### Task
Each line of the listing is to be copied exactly.

### Input

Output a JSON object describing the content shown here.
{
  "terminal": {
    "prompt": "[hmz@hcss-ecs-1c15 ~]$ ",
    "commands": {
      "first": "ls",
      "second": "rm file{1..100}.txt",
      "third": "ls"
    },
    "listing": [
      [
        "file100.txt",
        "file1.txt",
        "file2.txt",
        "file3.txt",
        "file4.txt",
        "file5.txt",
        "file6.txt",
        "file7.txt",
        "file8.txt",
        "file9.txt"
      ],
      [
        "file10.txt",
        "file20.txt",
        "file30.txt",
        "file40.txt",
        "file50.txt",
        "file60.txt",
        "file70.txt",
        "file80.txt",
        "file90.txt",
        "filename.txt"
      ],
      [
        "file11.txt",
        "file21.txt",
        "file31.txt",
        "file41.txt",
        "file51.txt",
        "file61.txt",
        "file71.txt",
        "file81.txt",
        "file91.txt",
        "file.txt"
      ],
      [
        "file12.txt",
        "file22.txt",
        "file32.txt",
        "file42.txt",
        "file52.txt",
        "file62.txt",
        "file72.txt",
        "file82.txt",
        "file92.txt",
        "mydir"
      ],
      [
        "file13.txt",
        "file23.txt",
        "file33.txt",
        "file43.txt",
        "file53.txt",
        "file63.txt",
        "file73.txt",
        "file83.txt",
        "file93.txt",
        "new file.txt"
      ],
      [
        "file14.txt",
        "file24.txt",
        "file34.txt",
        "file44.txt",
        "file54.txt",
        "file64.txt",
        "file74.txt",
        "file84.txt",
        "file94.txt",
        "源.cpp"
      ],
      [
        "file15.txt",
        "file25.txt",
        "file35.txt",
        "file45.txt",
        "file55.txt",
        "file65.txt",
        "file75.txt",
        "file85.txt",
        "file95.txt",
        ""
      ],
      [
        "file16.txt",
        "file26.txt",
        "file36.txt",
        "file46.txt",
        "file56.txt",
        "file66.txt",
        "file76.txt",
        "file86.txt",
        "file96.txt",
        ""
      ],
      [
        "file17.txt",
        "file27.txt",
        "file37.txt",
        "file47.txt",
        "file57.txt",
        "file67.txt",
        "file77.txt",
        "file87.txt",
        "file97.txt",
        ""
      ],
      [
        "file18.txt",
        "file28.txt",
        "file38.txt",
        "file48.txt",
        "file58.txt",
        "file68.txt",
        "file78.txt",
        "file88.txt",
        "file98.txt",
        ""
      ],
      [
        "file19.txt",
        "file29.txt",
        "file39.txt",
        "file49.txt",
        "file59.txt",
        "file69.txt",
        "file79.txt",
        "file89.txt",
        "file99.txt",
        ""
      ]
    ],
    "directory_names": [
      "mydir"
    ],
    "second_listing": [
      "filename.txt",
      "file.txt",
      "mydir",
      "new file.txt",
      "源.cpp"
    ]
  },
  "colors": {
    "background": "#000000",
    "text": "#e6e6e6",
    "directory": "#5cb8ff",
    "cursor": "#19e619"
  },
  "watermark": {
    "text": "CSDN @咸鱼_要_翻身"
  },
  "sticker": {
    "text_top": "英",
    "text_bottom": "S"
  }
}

### Answer
Output a JSON object describing the content shown here.
{
  "terminal": {
    "prompt": "[hmz@hcss-ecs-1c15 ~]$ ",
    "commands": {
      "first": "ls",
      "second": "rm file{1..100}.txt",
      "third": "ls"
    },
    "listing": [
      [
        "file100.txt",
        "file1.txt",
        "file2.txt",
        "file3.txt",
        "file4.txt",
        "file5.txt",
        "file6.txt",
        "file7.txt",
        "file8.txt",
        "file9.txt"
      ],
      [
        "file10.txt",
        "file20.txt",
        "file30.txt",
        "file40.txt",
        "file50.txt",
        "file60.txt",
        "file70.txt",
        "file80.txt",
        "file90.txt",
        "filename.txt"
      ],
      [
        "file11.txt",
        "file21.txt",
        "file31.txt",
        "file41.txt",
        "file51.txt",
        "file61.txt",
        "file71.txt",
        "file81.txt",
        "file91.txt",
        "file.txt"
      ],
      [
        "file12.txt",
        "file22.txt",
        "file32.txt",
        "file42.txt",
        "file52.txt",
        "file62.txt",
        "file72.txt",
        "file82.txt",
        "file92.txt",
        "mydir"
      ],
      [
        "file13.txt",
        "file23.txt",
        "file33.txt",
        "file43.txt",
        "file53.txt",
        "file63.txt",
        "file73.txt",
        "file83.txt",
        "file93.txt",
        "new file.txt"
      ],
      [
        "file14.txt",
        "file24.txt",
        "file34.txt",
        "file44.txt",
        "file54.txt",
        "file64.txt",
        "file74.txt",
        "file84.txt",
        "file94.txt",
        "源.cpp"
      ],
      [
        "file15.txt",
        "file25.txt",
        "file35.txt",
        "file45.txt",
        "file55.txt",
        "file65.txt",
        "file75.txt",
        "file85.txt",
        "file95.txt",
        ""
      ],
      [
        "file16.txt",
        "file26.txt",
        "file36.txt",
        "file46.txt",
        "file56.txt",
        "file66.txt",
        "file76.txt",
        "file86.txt",
        "file96.txt",
        ""
      ],
      [
        "file17.txt",
        "file27.txt",
        "file37.txt",
        "file47.txt",
        "file57.txt",
        "file67.txt",
        "file77.txt",
        "file87.txt",
        "file97.txt",
        ""
      ],
      [
        "file18.txt",
        "file28.txt",
        "file38.txt",
        "file48.txt",
        "file58.txt",
        "file68.txt",
        "file78.txt",
        "file88.txt",
        "file98.txt",
        ""
      ],
      [
        "file19.txt",
        "file29.txt",
        "file39.txt",
        "file49.txt",
        "file59.txt",
        "file69.txt",
        "file79.txt",
        "file89.txt",
        "file99.txt",
        ""
      ]
    ],
    "directory_names": [
      "mydir"
    ],
    "second_listing": [
      "filename.txt",
      "file.txt",
      "mydir",
      "new file.txt",
      "源.cpp"
    ]
  },
  "colors": {
    "background": "#000000",
    "text": "#e6e6e6",
    "directory": "#5cb8ff",
    "cursor": "#19e619"
  },
  "watermark": {
    "text": "CSDN @咸鱼_要_翻身"
  },
  "sticker": {
    "text_top": "英",
    "text_bottom": "S"
  }
}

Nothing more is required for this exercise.